## GOAL OF THE EXERCISE
Please state how many lines in the records below contain the word "date"; the number alone is the answer.

## RECORDS
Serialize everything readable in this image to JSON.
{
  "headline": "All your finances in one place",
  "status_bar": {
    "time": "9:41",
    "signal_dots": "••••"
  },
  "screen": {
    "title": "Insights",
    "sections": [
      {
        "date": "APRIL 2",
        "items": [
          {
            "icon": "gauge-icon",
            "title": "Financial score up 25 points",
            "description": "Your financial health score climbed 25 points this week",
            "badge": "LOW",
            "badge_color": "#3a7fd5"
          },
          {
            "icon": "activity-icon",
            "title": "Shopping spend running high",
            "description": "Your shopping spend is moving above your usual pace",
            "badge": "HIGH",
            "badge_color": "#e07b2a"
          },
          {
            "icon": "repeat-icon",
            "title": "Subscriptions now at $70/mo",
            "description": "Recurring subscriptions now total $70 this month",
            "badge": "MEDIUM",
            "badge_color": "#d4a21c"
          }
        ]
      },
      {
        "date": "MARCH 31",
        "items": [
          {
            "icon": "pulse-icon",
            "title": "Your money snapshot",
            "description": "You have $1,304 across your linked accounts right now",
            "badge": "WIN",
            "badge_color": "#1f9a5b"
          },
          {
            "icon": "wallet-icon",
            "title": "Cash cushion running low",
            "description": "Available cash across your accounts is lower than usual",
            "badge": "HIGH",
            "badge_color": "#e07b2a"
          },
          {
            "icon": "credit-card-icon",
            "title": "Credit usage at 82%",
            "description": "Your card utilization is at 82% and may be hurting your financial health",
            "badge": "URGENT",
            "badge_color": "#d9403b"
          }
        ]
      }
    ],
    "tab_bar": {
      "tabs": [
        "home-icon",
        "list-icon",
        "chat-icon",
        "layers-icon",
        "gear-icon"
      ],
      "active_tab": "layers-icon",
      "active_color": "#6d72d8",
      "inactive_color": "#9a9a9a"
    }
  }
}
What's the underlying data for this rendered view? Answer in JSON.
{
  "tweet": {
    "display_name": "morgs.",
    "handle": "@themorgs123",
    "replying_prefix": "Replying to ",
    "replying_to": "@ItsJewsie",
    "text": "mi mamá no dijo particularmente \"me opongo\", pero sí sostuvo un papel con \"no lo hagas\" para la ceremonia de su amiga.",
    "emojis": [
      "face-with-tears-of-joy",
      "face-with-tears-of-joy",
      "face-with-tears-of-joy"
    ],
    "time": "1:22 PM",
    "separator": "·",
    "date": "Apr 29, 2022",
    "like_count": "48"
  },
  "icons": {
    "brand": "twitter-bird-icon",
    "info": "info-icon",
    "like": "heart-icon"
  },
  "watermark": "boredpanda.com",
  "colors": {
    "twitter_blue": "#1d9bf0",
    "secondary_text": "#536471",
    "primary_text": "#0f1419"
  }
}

## COMPLETED EXERCISE
3